The Undeniable Truths of IAM
Being an Identity and Access Management consultant is cool. I get to work with clients big and small across various industries. I run into new challenges each time and I love developing innovative approaches to solving these challenges. But as fun as it is to innovate, there are certain undeniable truths in IAM that provide the foundation for good advice.
Have a Strategy
It may sound obvious, but any good IAM Program will have a strategy and a roadmap. When a business partner or stakeholder asks, “what’s your strategy?” your response should be, “I’d love a chance to review our strategy with you. Can we schedule a half hour soon?” Your strategy should be clear and it should be documented.
By the time you have a strategy, it should be bought into by at least the key stakeholders. In my experience, the way to achieve stakeholder buy-in is to involve them early, ensure their voice is heard, and allow them to contribute to the definition of the problem that IAM is solving. Keep them involved during the solution definition and explain how the solution solves the problem statement they helped define.
Maturity is the Measuring Stick
A proper strategy will take stock of the current state of maturity in the form of an assessment. The two approaches to gauging maturity are conducting a benchmark or performing a maturity assessment. A benchmark is a comparison of “how are we doing versus our peers?” A maturity assessment concerns itself with the state of maturity of current people, process, and technology per IAM capability.
A good strategy and roadmap illustrates a path from the current level of maturity to a targeted level that is more mature. The undeniable truth here is that the road to IAM maturity is through formalization and automation. This does not mean everything must be very formal and completely automated, but these are the factors that drive maturity.
A program can become more formal by having a framework for monitoring compliance of its application portfolio with the organization’s IAM policies and standards. Furthermore, remedies can be defined in the form of standard integration patterns with the central IAM tools that are pre-qualified as compliant.

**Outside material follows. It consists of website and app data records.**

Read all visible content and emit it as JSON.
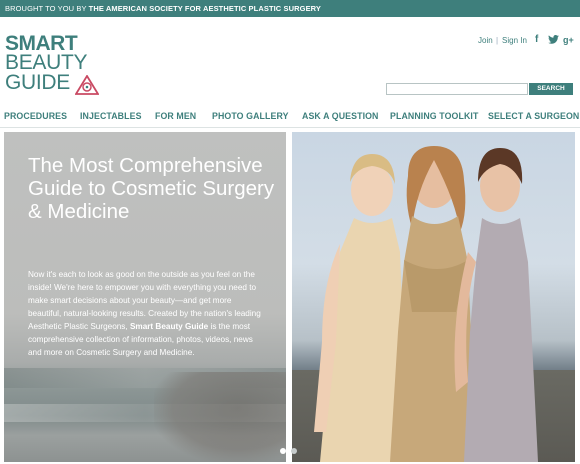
{
  "topbar": {
    "prefix": "BROUGHT TO YOU BY ",
    "org": "THE AMERICAN SOCIETY FOR AESTHETIC PLASTIC SURGERY"
  },
  "logo": {
    "line1": "SMART",
    "line2": "BEAUTY",
    "line3": "GUIDE"
  },
  "utility": {
    "join": "Join",
    "separator": "|",
    "sign_in": "Sign In",
    "social": {
      "facebook": "f",
      "twitter": "twitter-icon",
      "google_plus": "g+"
    }
  },
  "search": {
    "value": "",
    "placeholder": "",
    "button_label": "SEARCH"
  },
  "nav": [
    "PROCEDURES",
    "INJECTABLES",
    "FOR MEN",
    "PHOTO GALLERY",
    "ASK A QUESTION",
    "PLANNING TOOLKIT",
    "SELECT A SURGEON"
  ],
  "hero": {
    "title": "The Most Comprehensive Guide to Cosmetic Surgery & Medicine",
    "body_part1": "Now it's each to look as good on the outside as you feel on the inside! We're here to empower you with everything you need to make smart decisions about your beauty—and get more beautiful, natural-looking results. Created by the nation's leading Aesthetic Plastic Surgeons, ",
    "body_bold": "Smart Beauty Guide",
    "body_part2": " is the most comprehensive collection of information, photos, videos, news and more on Cosmetic Surgery and Medicine."
  },
  "carousel": {
    "current_slide": 1,
    "total_slides": 2
  },
  "colors": {
    "brand_teal": "#3e7f7c",
    "logo_accent": "#c94a63"
  }
}
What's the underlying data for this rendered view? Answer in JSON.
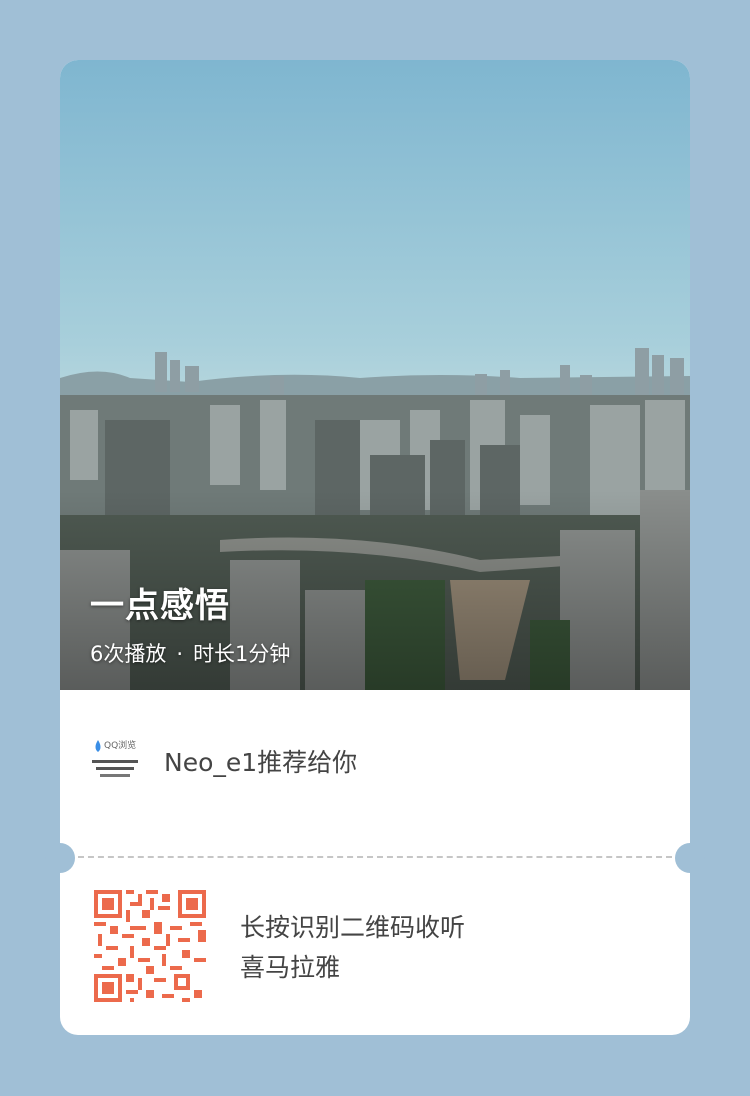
{
  "album": {
    "title": "一点感悟",
    "plays": "6次播放",
    "separator": "·",
    "duration": "时长1分钟"
  },
  "recommender": {
    "avatar_caption": "QQ浏览",
    "text": "Neo_e1推荐给你"
  },
  "footer": {
    "line1": "长按识别二维码收听",
    "line2": "喜马拉雅"
  },
  "colors": {
    "background": "#a0bfd6",
    "card": "#ffffff",
    "qr": "#ec6a4c",
    "text": "#444444"
  }
}
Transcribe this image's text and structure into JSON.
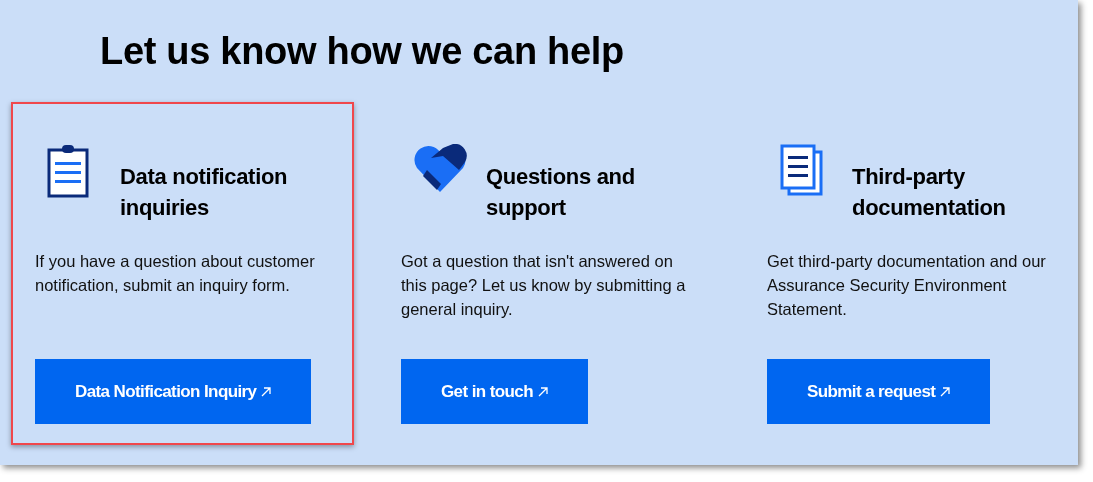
{
  "heading": "Let us know how we can help",
  "cards": [
    {
      "kind": "clipboard",
      "title": "Data notification inquiries",
      "description": "If you have a question about customer notification, submit an inquiry form.",
      "button": "Data Notification Inquiry",
      "highlighted": true
    },
    {
      "kind": "handshake",
      "title": "Questions and support",
      "description": "Got a question that isn't answered on this page? Let us know by submitting a general inquiry.",
      "button": "Get in touch",
      "highlighted": false
    },
    {
      "kind": "documents",
      "title": "Third-party documentation",
      "description": "Get third-party documentation and our Assurance Security Environment Statement.",
      "button": "Submit a request",
      "highlighted": false
    }
  ]
}
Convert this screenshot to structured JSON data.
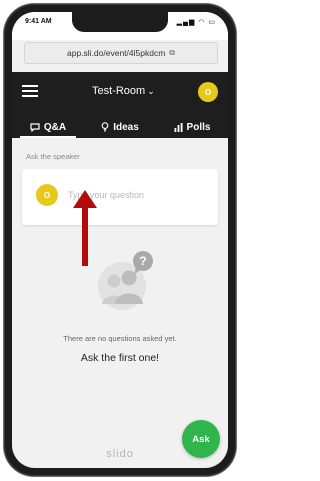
{
  "status_bar": {
    "time": "9:41 AM",
    "icons": "signal-wifi-battery"
  },
  "browser": {
    "url": "app.sli.do/event/4l5pkdcm",
    "copy_icon": "copy-icon"
  },
  "header": {
    "room_name": "Test-Room",
    "avatar_initial": "O",
    "menu_icon": "hamburger-icon"
  },
  "tabs": [
    {
      "label": "Q&A",
      "icon": "speech-bubble-icon",
      "active": true
    },
    {
      "label": "Ideas",
      "icon": "lightbulb-icon",
      "active": false
    },
    {
      "label": "Polls",
      "icon": "bar-chart-icon",
      "active": false
    }
  ],
  "question_section": {
    "label": "Ask the speaker",
    "avatar_initial": "O",
    "placeholder": "Type your question"
  },
  "empty_state": {
    "message": "There are no questions asked yet.",
    "call_to_action": "Ask the first one!"
  },
  "footer": {
    "brand": "slido",
    "ask_button": "Ask"
  },
  "colors": {
    "header_bg": "#1e1e1e",
    "accent_yellow": "#e8c81b",
    "ask_green": "#2fb54a",
    "arrow_red": "#b30b0b"
  }
}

Keep the Architecture Simple
There are a few cardinal rules in designing good IAM architecture. The first is that you need to have one place to go to know who has access to what. This best practice is the driver of the modern Identity Governance platforms that are designed to receive updates from target systems.
These systems periodically inventory all of the accounts and entitlements, correlate those accounts to an identity, and can alert on any issues that exist. The business value is the comprehensive “one pane of glass” view of an individual’s access.
Of course, since automation is a main key to increasing maturity, it should be the driver in good IAM architecture. Think about IAM in the old-school context of data-in, processing, and data-out. Data-in will include identity data from authoritative sources (HR, contractor management, student systems, etc.) and even end-points who periodically report their accounts and entitlement data to the central IAM system.
Processing includes workflows that range from access requests to correlation of data. Again, performing these activities in an automated way is more mature because it is efficient and far less error prone than manual processes.
Data-out in the form of automated account or entitlement provisioning is the third place where automation can drive a higher maturity and better IAM architecture. Data-in and automated processing are prerequisites to automated provisioning. The caution here is to be sure to design this in a scalable way. An example of what I mean is not to provision directly from IAM to 200 Linux servers, instead have Linux provision to an LDAP or AD and bridge those servers to that credential store.
Another practice most well-planned IAM architectures strive for is “one ID per person” which usually results in one credential per person. This, of course, makes de-provisioning access simpler and that is usually the most important process we can perform.
Having one credential makes it easier for users to remember a strong password among other benefits to the company and the individual user. To achieve one ID, integrate a SSO solution whether it is single sign-on (log in once) or simplified sign-on (same credentials across all apps).